__ACTIVITY__
A verbatim copy of each record is required.

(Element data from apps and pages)
......

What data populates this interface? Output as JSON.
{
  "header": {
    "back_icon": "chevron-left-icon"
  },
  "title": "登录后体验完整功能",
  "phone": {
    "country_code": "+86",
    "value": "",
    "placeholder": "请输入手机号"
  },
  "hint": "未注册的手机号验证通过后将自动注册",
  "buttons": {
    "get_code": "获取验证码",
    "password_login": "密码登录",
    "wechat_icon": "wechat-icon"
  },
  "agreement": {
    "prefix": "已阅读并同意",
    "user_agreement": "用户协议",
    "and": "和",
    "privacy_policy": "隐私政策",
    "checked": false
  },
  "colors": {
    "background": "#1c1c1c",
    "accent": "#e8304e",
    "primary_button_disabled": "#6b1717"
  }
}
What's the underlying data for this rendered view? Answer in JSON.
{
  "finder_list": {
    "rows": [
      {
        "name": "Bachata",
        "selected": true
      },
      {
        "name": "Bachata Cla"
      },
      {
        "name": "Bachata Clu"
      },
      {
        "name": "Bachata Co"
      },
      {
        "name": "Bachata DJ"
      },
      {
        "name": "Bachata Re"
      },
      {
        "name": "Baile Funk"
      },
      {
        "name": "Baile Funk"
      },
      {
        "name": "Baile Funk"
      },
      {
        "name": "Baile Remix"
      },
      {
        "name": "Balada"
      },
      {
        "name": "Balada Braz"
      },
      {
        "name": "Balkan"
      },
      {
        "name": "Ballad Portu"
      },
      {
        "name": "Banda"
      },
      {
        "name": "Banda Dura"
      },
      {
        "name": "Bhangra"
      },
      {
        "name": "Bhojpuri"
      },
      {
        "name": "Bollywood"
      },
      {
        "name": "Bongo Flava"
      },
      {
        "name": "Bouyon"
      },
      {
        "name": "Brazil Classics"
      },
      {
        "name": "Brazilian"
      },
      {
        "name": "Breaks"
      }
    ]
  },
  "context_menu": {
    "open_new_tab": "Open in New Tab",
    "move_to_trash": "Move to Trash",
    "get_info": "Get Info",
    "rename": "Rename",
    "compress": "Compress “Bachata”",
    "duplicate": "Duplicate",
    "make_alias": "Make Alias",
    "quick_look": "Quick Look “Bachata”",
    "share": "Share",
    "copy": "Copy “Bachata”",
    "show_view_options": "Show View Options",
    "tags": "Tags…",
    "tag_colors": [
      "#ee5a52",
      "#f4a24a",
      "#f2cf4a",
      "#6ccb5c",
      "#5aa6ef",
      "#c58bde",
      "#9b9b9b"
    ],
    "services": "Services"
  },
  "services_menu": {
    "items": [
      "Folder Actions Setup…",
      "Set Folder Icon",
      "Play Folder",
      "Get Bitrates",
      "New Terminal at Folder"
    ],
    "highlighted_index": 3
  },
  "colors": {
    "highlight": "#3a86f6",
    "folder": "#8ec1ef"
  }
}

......

__WRITTEN SOLUTION__
What data populates this interface? Output as JSON.
{
  "header": {
    "back_icon": "chevron-left-icon"
  },
  "title": "登录后体验完整功能",
  "phone": {
    "country_code": "+86",
    "value": "",
    "placeholder": "请输入手机号"
  },
  "hint": "未注册的手机号验证通过后将自动注册",
  "buttons": {
    "get_code": "获取验证码",
    "password_login": "密码登录",
    "wechat_icon": "wechat-icon"
  },
  "agreement": {
    "prefix": "已阅读并同意",
    "user_agreement": "用户协议",
    "and": "和",
    "privacy_policy": "隐私政策",
    "checked": false
  },
  "colors": {
    "background": "#1c1c1c",
    "accent": "#e8304e",
    "primary_button_disabled": "#6b1717"
  }
}
What's the underlying data for this rendered view? Answer in JSON.
{
  "finder_list": {
    "rows": [
      {
        "name": "Bachata",
        "selected": true
      },
      {
        "name": "Bachata Cla"
      },
      {
        "name": "Bachata Clu"
      },
      {
        "name": "Bachata Co"
      },
      {
        "name": "Bachata DJ"
      },
      {
        "name": "Bachata Re"
      },
      {
        "name": "Baile Funk"
      },
      {
        "name": "Baile Funk"
      },
      {
        "name": "Baile Funk"
      },
      {
        "name": "Baile Remix"
      },
      {
        "name": "Balada"
      },
      {
        "name": "Balada Braz"
      },
      {
        "name": "Balkan"
      },
      {
        "name": "Ballad Portu"
      },
      {
        "name": "Banda"
      },
      {
        "name": "Banda Dura"
      },
      {
        "name": "Bhangra"
      },
      {
        "name": "Bhojpuri"
      },
      {
        "name": "Bollywood"
      },
      {
        "name": "Bongo Flava"
      },
      {
        "name": "Bouyon"
      },
      {
        "name": "Brazil Classics"
      },
      {
        "name": "Brazilian"
      },
      {
        "name": "Breaks"
      }
    ]
  },
  "context_menu": {
    "open_new_tab": "Open in New Tab",
    "move_to_trash": "Move to Trash",
    "get_info": "Get Info",
    "rename": "Rename",
    "compress": "Compress “Bachata”",
    "duplicate": "Duplicate",
    "make_alias": "Make Alias",
    "quick_look": "Quick Look “Bachata”",
    "share": "Share",
    "copy": "Copy “Bachata”",
    "show_view_options": "Show View Options",
    "tags": "Tags…",
    "tag_colors": [
      "#ee5a52",
      "#f4a24a",
      "#f2cf4a",
      "#6ccb5c",
      "#5aa6ef",
      "#c58bde",
      "#9b9b9b"
    ],
    "services": "Services"
  },
  "services_menu": {
    "items": [
      "Folder Actions Setup…",
      "Set Folder Icon",
      "Play Folder",
      "Get Bitrates",
      "New Terminal at Folder"
    ],
    "highlighted_index": 3
  },
  "colors": {
    "highlight": "#3a86f6",
    "folder": "#8ec1ef"
  }
}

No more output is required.